For my more math and science minded students, the following are equations that might help the types of sentences make more sense.
Words and Phrases you will need to know
Subject=Noun or Pronoun and the Adjectives that describe this noun
Verb phrase=Verb ad complements (complements can be the direct object of the verb and/or any adverbs applied to the verb
Prepositional Phrase=preposition and it’s object
Predicate=Verb Phrase +(Prepositional Phrases if there are any) +Adverbs
Simple sentence=Independent clause
Simple Sentence= Subject + Predicate
Example: Ms. Hernandez teaches English.
Explanation: “Ms. Hernandez” is the subject of the sentence .The predicate is “teaches English.” The verb is “teaches” but we must also know what she is teaching “English” is the noun serving as the direct object of the verb”
Compound Sentence=Simple Sentence + ; +Simple Sentence
Example: Ms. Hernandez reads books; she sometimes shares them with her students.
Explanation: “Ms. Hernandez” is the subject of the sentence. The predicate is “reads books.” The verb is “reads” but we must also know what she is teaching “books” is the noun serving as the direct object. In the second simple sentence, “she” is the subject. The verb phrase is “sometimes shares them.” “Sometimes” is an adverb telling how “she” “shares.” “shares” is the verb in the sentence and “books” is the direct object of the verb. “with her students” Is a prepositional phrase giving more information. The semicolon serves to join the two simple sentences
Compound Sentence =Simple Sentence +, +coordinating conjunction + Simple Sentence
Example: Rutland High School is in Macon, but there is another Rutland High in Virginia.
Explanation: here the “,” and conjunction “but” takes the place of the semicolon and does the same job. NOTICE: there is no comma after but

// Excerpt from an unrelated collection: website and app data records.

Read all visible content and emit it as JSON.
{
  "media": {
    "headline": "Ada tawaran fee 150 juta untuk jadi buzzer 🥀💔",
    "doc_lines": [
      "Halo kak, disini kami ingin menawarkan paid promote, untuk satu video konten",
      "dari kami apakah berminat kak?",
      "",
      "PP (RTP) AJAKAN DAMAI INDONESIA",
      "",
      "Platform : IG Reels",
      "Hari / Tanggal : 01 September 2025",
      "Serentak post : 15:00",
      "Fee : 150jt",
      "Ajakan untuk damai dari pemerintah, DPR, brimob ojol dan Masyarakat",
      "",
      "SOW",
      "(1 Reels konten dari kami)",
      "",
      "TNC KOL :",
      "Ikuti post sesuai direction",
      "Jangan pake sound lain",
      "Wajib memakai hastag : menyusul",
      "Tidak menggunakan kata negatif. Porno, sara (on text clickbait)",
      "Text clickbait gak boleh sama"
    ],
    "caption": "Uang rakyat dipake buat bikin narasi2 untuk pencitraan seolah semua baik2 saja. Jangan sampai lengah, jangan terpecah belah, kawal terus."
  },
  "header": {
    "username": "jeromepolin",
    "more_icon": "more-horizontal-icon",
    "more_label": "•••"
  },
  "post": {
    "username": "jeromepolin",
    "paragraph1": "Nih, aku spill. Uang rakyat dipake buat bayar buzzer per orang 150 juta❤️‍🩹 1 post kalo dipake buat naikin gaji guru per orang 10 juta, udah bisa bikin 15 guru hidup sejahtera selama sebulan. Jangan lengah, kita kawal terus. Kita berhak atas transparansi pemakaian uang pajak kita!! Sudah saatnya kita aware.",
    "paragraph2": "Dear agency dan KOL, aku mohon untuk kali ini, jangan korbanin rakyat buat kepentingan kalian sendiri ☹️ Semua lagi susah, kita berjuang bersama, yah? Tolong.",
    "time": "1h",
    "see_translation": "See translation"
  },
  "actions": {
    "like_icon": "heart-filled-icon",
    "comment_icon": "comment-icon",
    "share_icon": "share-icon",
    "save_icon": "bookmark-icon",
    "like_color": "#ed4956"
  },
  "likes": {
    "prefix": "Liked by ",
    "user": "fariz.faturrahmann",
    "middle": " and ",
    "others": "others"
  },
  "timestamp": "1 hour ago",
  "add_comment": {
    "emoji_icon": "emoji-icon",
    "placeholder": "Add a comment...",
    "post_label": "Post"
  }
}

Compound Sentence= Simple Sentence + ; + conjunctive adverb + , +Simple Sentence
Example: Freshmen are really excited about being in high school; however, most Juniors are ready to go to college.
Explanation: Here the semicolon is assisted by the conjunctive adverb “however” followed by a comma. NOTE: The semicolon goes before the conjunctive adverb and the comma goes afterwards.
Complex Sentence=subordinating clause+ , +simple sentence
The subordinating clause can be, a introductory phrase, nonrestrictive phrase or clause, or an appositive.
Example: When I got up this morning, I was still tired.
Explanation: The subordinating clause is signaled by it’s use of a subordinating conjunction “when.” “I got up this morning” cannot stand on it’s own as a complete sentence, but does have a subject and a verb—this makes is a subordinating clause. In this case the subordinating clause is also and introductory word group.
Complex Sentence=simple sentence start+,+ subordinating clause +, + rest of simple sentence
Mr. Friar, a math teacher, often tries to explain math concepts to Ms.
Explanation: The subordinating clause here is “a math teacher.” It cannot stand on it’s own and it serves to describe Mr. Friar. This makes it a nonrestrictive appositive—you could remove it and the sentence would still make sense. The simple sentence, the independent clause that can stand alone is “Mr. Friar often tries to explain math concepts to Ms. Hernandez”
Compound-Complex Sentence= compound sentence (Any of the above formulas) + subordinating clause
Compound-Complex sentence= Complex sentence (Any formula) + ; + simple sentence
Ex: Coach Christian, the boy’s basketball coach, is having tryouts; however, Coach Collins already has his team. ((Complex Sentence=simple sentence start+,+ subordinating clause +, + rest of simple sentence) + ; + simple sentence)
EX: As usual, my locker didn’t work, but Mrs. Chitwood opened the locker for me. ((Complex Sentence=subordinating clause+ , +simple sentence) + ; + simple sentence
Obviously, the second simple sentence can also carry the subordinate clause